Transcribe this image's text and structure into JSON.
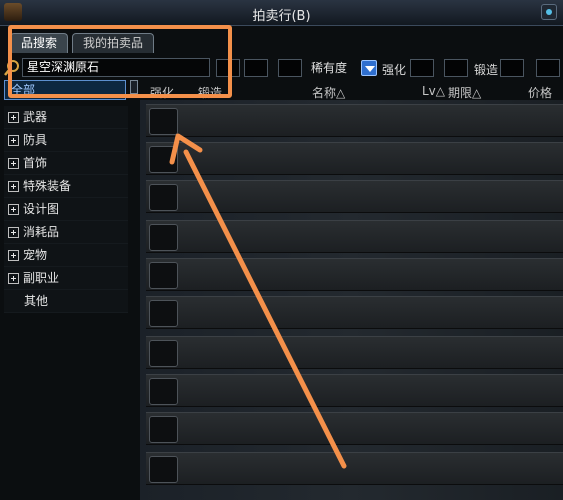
{
  "window": {
    "title": "拍卖行(B)"
  },
  "tabs": [
    {
      "label": "品搜索"
    },
    {
      "label": "我的拍卖品"
    }
  ],
  "search": {
    "value": "星空深渊原石"
  },
  "filters": {
    "rarity_label": "稀有度",
    "enhance_label": "强化",
    "forge_label": "锻造"
  },
  "categories": {
    "all": "全部",
    "items": [
      {
        "label": "武器"
      },
      {
        "label": "防具"
      },
      {
        "label": "首饰"
      },
      {
        "label": "特殊装备"
      },
      {
        "label": "设计图"
      },
      {
        "label": "消耗品"
      },
      {
        "label": "宠物"
      },
      {
        "label": "副职业"
      },
      {
        "label": "其他"
      }
    ]
  },
  "columns": {
    "enhance": "强化",
    "forge": "锻造",
    "name": "名称△",
    "level": "Lv△",
    "period": "期限△",
    "price": "价格(金"
  },
  "annotation_colors": {
    "highlight": "#f4904a"
  }
}
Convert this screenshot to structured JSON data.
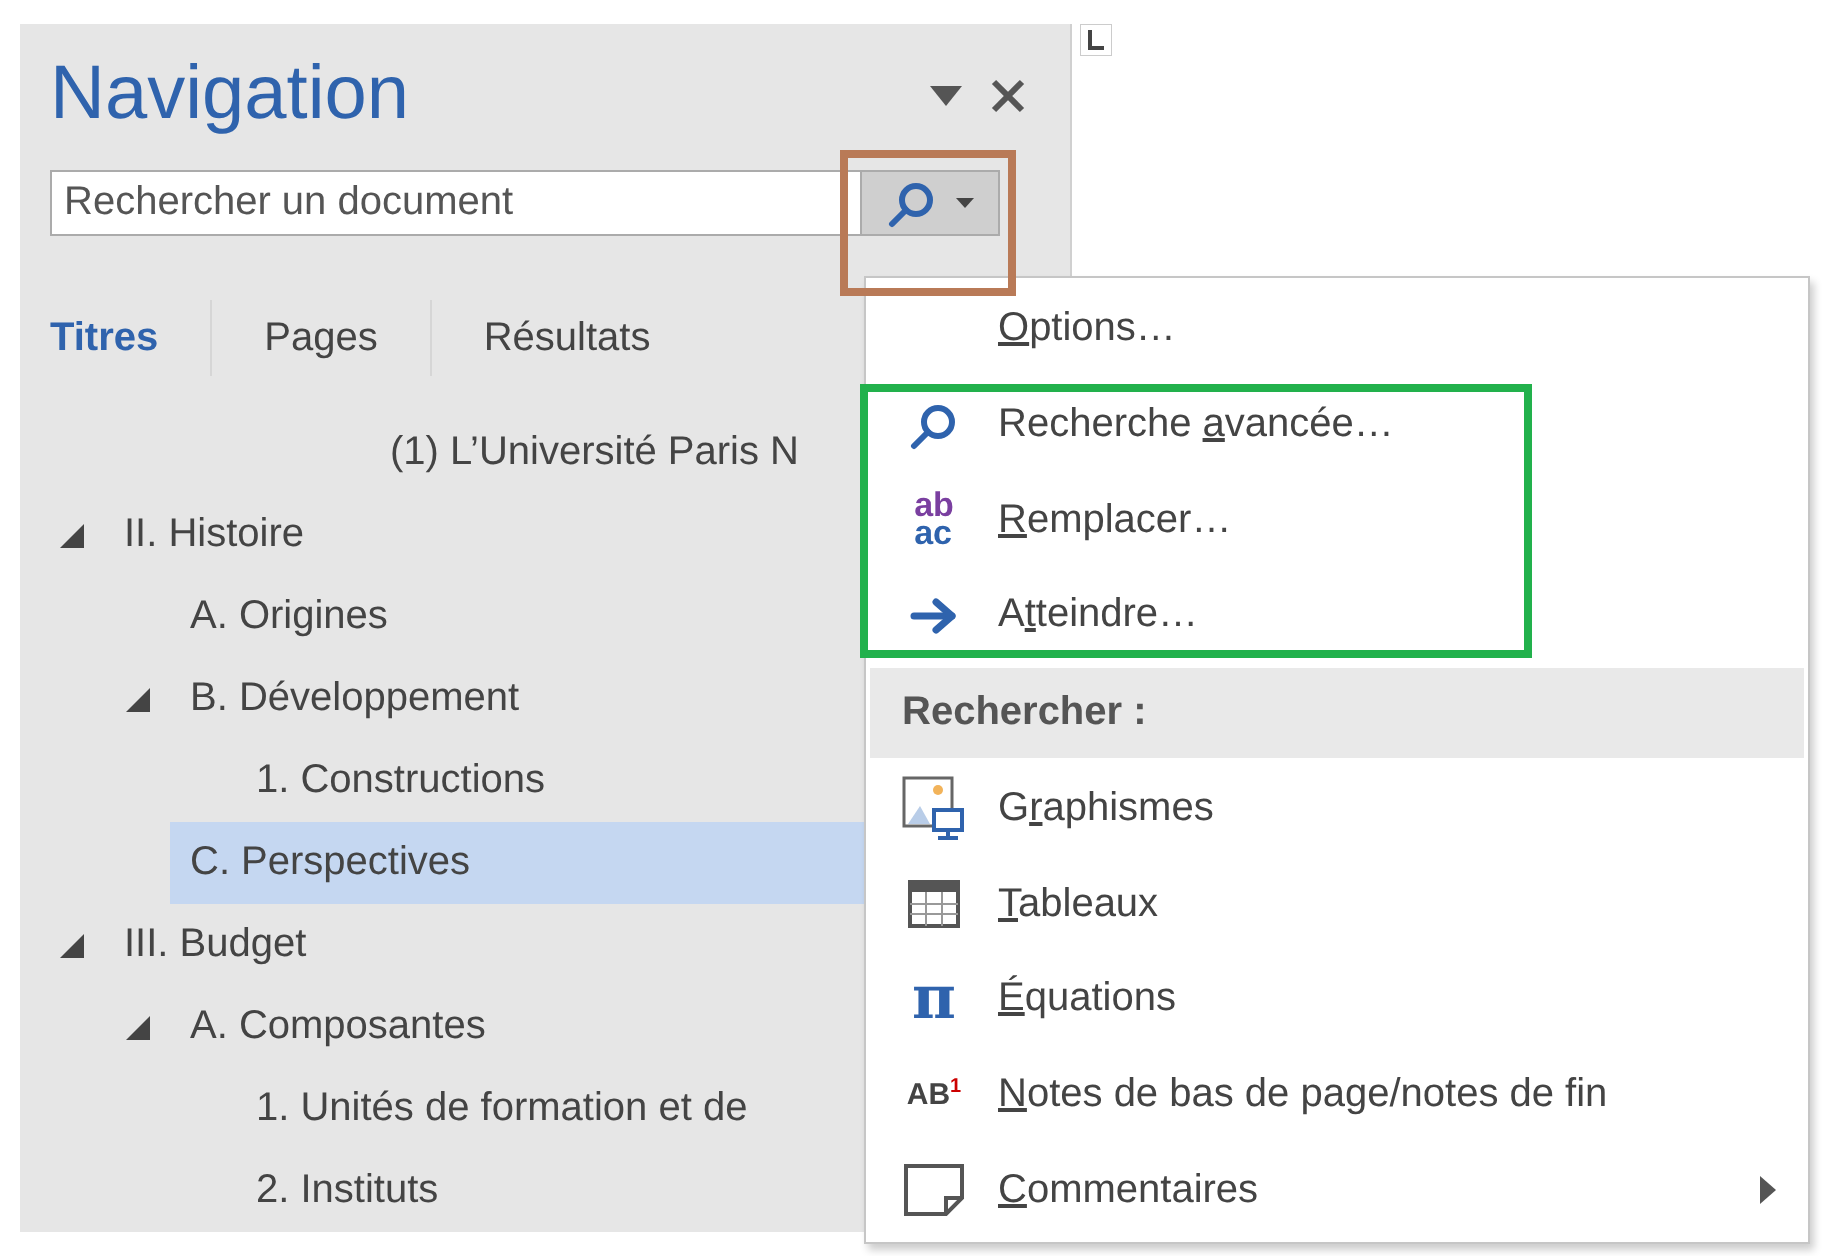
{
  "pane": {
    "title": "Navigation",
    "search": {
      "placeholder": "Rechercher un document"
    },
    "tabs": [
      {
        "label": "Titres",
        "selected": true
      },
      {
        "label": "Pages",
        "selected": false
      },
      {
        "label": "Résultats",
        "selected": false
      }
    ],
    "tree": [
      {
        "kind": "title",
        "label": "(1) L’Université Paris N",
        "selected": false
      },
      {
        "kind": "heading",
        "label": "II. Histoire",
        "expanded": true,
        "selected": false,
        "children": [
          {
            "label": "A. Origines",
            "selected": false
          },
          {
            "label": "B. Développement",
            "expanded": true,
            "selected": false,
            "children": [
              {
                "label": "1. Constructions",
                "selected": false
              }
            ]
          },
          {
            "label": "C. Perspectives",
            "selected": true
          }
        ]
      },
      {
        "kind": "heading",
        "label": "III. Budget",
        "expanded": true,
        "selected": false,
        "children": [
          {
            "label": "A. Composantes",
            "expanded": true,
            "selected": false,
            "children": [
              {
                "label": "1. Unités de formation et de",
                "selected": false
              },
              {
                "label": "2. Instituts",
                "selected": false
              }
            ]
          }
        ]
      }
    ]
  },
  "menu": {
    "items": [
      {
        "kind": "command",
        "icon": {
          "kind": "none"
        },
        "key": "O",
        "after": "ptions…",
        "has_submenu": false
      },
      {
        "kind": "command",
        "icon": {
          "kind": "search"
        },
        "before": "Recherche ",
        "key": "a",
        "after": "vancée…",
        "has_submenu": false
      },
      {
        "kind": "command",
        "icon": {
          "kind": "replace",
          "text": [
            "ab",
            "ac"
          ]
        },
        "key": "R",
        "after": "emplacer…",
        "has_submenu": false
      },
      {
        "kind": "command",
        "icon": {
          "kind": "arrow"
        },
        "before": "A",
        "key": "t",
        "after": "teindre…",
        "has_submenu": false
      },
      {
        "kind": "header",
        "label": "Rechercher :"
      },
      {
        "kind": "command",
        "icon": {
          "kind": "graphics"
        },
        "before": "G",
        "key": "r",
        "after": "aphismes",
        "has_submenu": false
      },
      {
        "kind": "command",
        "icon": {
          "kind": "table"
        },
        "key": "T",
        "after": "ableaux",
        "has_submenu": false
      },
      {
        "kind": "command",
        "icon": {
          "kind": "symbol",
          "text": "π"
        },
        "key": "É",
        "after": "quations",
        "has_submenu": false
      },
      {
        "kind": "command",
        "icon": {
          "kind": "footnote",
          "text": "AB",
          "mark": "1"
        },
        "key": "N",
        "after": "otes de bas de page/notes de fin",
        "has_submenu": false
      },
      {
        "kind": "command",
        "icon": {
          "kind": "comment"
        },
        "key": "C",
        "after": "ommentaires",
        "has_submenu": true
      }
    ]
  }
}
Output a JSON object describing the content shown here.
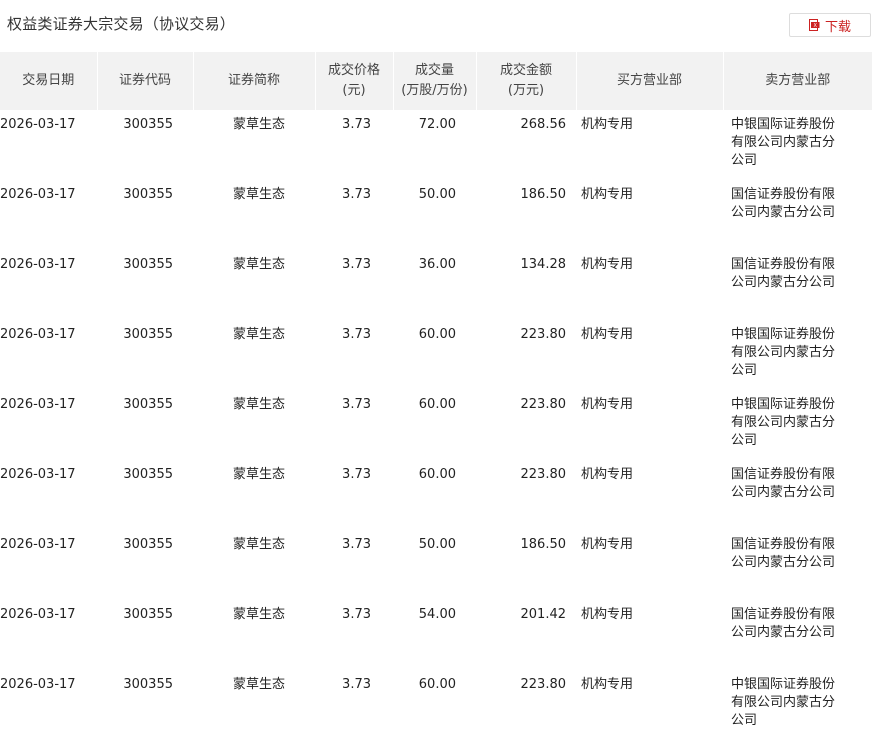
{
  "header": {
    "title": "权益类证券大宗交易（协议交易）",
    "download_label": "下载",
    "download_icon": "download-icon"
  },
  "colors": {
    "accent": "#cc2222",
    "header_bg": "#f2f2f2"
  },
  "table": {
    "columns": [
      [
        "交易日期"
      ],
      [
        "证券代码"
      ],
      [
        "证券简称"
      ],
      [
        "成交价格",
        "(元)"
      ],
      [
        "成交量",
        "(万股/万份)"
      ],
      [
        "成交金额",
        "(万元)"
      ],
      [
        "买方营业部"
      ],
      [
        "卖方营业部"
      ]
    ],
    "rows": [
      {
        "date": "2026-03-17",
        "code": "300355",
        "name": "蒙草生态",
        "price": "3.73",
        "volume": "72.00",
        "amount": "268.56",
        "buyer": "机构专用",
        "seller": "中银国际证券股份有限公司内蒙古分公司"
      },
      {
        "date": "2026-03-17",
        "code": "300355",
        "name": "蒙草生态",
        "price": "3.73",
        "volume": "50.00",
        "amount": "186.50",
        "buyer": "机构专用",
        "seller": "国信证券股份有限公司内蒙古分公司"
      },
      {
        "date": "2026-03-17",
        "code": "300355",
        "name": "蒙草生态",
        "price": "3.73",
        "volume": "36.00",
        "amount": "134.28",
        "buyer": "机构专用",
        "seller": "国信证券股份有限公司内蒙古分公司"
      },
      {
        "date": "2026-03-17",
        "code": "300355",
        "name": "蒙草生态",
        "price": "3.73",
        "volume": "60.00",
        "amount": "223.80",
        "buyer": "机构专用",
        "seller": "中银国际证券股份有限公司内蒙古分公司"
      },
      {
        "date": "2026-03-17",
        "code": "300355",
        "name": "蒙草生态",
        "price": "3.73",
        "volume": "60.00",
        "amount": "223.80",
        "buyer": "机构专用",
        "seller": "中银国际证券股份有限公司内蒙古分公司"
      },
      {
        "date": "2026-03-17",
        "code": "300355",
        "name": "蒙草生态",
        "price": "3.73",
        "volume": "60.00",
        "amount": "223.80",
        "buyer": "机构专用",
        "seller": "国信证券股份有限公司内蒙古分公司"
      },
      {
        "date": "2026-03-17",
        "code": "300355",
        "name": "蒙草生态",
        "price": "3.73",
        "volume": "50.00",
        "amount": "186.50",
        "buyer": "机构专用",
        "seller": "国信证券股份有限公司内蒙古分公司"
      },
      {
        "date": "2026-03-17",
        "code": "300355",
        "name": "蒙草生态",
        "price": "3.73",
        "volume": "54.00",
        "amount": "201.42",
        "buyer": "机构专用",
        "seller": "国信证券股份有限公司内蒙古分公司"
      },
      {
        "date": "2026-03-17",
        "code": "300355",
        "name": "蒙草生态",
        "price": "3.73",
        "volume": "60.00",
        "amount": "223.80",
        "buyer": "机构专用",
        "seller": "中银国际证券股份有限公司内蒙古分公司"
      }
    ]
  }
}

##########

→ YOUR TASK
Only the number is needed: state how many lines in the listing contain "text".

→ ANSWER TO THE PROBLEM
4